Upon walking into a store that’s brightly lit, with light boxes highlighting beautiful gold jewelry and with soft music playing in the background, your senses send you a message. The mood is set for a pleasant and comfortable shopping experience. If that’s the type of atmosphere you yourself would want to experience, assume your customers do, too. Industrial architects incorporate psychology into their designs. So should you.
Light boxes direct the customer’s eyes to the area you want them to see. Color transparencies in light boxes can highlight your merchandise and are easily changed. Some manufacturers provide them at a low cost. Others help defray the cost for images of their products. If you don’t want to use light boxes or have no room for them, you can create a different type of visual excitement by changing the store lighting. While not inexpensive, changing the lighting in your store not only can improve the atmosphere but also help in the sale of your showcased products.
Color or props in showcases visually highlight merchandise and also catch customers’ eyes. Props force the eye to discriminate between areas and product categories and act as dividers. Adjust the size and color of props by season. Moving merchandise and shuffling it to different areas can lend the appearance of having new merchandise, and changing props on a regular basis achieves the same result.
Using props that take up space in a showcase lets you clean out slow-moving items and make the case visually more appealing. Your vendors should stock balance their slow-moving items and replace them with fresh ones. If your gold vendor doesn’t, you may have the wrong gold vendor.
Instead of putting chain ramps in the gold showcase, try replacing them with bracelets or necklaces that return greater revenue and profits. Take the chains, place them in a chain roll, and put them in under stock.
The most successful independent retailers understand the need for an array of visual tools. These tools create not only a mood but also an image of the store in the mind of the consumer. Your store image is a key component of your brand. What do you want your brand to say and stand for?
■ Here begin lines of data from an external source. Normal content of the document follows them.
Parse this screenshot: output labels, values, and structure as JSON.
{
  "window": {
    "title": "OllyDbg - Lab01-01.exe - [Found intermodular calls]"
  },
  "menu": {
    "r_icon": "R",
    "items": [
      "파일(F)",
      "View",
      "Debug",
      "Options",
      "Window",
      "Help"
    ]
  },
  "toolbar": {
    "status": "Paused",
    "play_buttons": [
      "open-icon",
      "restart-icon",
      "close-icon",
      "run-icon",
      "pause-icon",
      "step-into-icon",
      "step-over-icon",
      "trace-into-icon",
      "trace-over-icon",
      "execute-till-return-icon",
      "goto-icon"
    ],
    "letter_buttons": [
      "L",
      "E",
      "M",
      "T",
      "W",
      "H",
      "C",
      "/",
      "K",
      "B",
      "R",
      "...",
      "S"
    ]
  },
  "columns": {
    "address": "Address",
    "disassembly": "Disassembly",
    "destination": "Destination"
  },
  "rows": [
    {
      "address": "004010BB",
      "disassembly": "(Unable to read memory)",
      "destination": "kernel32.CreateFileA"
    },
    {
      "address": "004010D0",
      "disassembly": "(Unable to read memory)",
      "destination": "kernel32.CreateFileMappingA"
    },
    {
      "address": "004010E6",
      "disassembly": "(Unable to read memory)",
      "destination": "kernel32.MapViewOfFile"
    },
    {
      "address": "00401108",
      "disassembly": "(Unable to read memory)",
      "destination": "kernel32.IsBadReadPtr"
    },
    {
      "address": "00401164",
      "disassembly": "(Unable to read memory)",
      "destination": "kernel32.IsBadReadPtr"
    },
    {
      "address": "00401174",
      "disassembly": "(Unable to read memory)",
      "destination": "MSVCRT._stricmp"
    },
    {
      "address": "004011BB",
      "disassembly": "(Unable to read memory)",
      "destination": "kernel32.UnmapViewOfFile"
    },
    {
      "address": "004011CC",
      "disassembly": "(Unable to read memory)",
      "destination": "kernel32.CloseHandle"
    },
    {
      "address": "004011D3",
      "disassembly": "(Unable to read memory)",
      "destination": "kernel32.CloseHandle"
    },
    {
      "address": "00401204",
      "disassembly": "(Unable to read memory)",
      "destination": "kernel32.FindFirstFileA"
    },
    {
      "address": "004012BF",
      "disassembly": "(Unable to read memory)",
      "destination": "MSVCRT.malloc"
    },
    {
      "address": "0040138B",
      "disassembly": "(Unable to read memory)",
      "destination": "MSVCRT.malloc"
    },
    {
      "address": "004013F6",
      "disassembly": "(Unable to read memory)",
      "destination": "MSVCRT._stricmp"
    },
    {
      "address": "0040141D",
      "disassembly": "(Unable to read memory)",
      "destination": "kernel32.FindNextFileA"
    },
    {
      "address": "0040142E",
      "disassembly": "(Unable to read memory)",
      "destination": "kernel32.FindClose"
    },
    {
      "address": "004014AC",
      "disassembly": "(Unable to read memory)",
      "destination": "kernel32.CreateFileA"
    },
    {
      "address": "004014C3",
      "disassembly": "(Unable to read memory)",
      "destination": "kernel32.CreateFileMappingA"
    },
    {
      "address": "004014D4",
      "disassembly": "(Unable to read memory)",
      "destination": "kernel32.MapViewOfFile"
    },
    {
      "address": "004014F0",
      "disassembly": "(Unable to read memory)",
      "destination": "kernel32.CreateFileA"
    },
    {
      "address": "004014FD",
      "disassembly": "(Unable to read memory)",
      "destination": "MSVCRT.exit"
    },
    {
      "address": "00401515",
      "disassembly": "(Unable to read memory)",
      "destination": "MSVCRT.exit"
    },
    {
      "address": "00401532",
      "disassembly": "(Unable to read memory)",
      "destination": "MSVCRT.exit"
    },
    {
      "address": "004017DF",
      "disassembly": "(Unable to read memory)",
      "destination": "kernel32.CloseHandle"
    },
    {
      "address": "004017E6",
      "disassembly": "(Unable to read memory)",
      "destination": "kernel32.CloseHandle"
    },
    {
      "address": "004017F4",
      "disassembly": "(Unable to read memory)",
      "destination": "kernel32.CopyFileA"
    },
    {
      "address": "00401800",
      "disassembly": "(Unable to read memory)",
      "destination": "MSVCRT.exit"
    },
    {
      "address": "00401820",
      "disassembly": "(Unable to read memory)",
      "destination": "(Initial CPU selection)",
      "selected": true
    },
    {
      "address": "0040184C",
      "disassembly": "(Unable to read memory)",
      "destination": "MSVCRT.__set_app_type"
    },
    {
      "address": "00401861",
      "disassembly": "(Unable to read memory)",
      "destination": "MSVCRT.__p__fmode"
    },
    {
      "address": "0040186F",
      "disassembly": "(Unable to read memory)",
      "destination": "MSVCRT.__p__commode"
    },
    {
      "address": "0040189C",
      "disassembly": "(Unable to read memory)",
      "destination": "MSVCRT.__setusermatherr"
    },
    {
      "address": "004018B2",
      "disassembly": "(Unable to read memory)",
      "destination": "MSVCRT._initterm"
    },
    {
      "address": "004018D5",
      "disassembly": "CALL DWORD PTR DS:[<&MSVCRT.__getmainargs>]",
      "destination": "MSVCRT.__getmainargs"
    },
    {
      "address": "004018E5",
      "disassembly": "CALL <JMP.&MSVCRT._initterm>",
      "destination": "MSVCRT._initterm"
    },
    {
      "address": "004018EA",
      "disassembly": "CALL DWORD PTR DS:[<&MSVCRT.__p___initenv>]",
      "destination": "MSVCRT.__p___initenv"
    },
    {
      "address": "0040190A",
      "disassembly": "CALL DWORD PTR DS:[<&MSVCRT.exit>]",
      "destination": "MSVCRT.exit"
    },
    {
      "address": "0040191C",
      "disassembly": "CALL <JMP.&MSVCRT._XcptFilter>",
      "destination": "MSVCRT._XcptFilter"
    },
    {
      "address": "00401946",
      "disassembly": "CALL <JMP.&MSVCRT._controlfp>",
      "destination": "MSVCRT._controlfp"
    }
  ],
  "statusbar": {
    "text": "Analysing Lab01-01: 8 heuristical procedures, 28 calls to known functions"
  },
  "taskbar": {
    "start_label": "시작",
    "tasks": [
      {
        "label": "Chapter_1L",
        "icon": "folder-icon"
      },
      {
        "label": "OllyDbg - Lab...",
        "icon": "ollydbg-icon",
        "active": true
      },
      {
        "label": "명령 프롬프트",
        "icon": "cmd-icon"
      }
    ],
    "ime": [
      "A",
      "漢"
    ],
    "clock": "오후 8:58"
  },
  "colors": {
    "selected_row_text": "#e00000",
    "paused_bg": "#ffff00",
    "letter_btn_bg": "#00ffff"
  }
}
If you pride yourself on selling quality jewelry, you don’t want your store to resemble a discount warehouse club. Create the store that tells your story.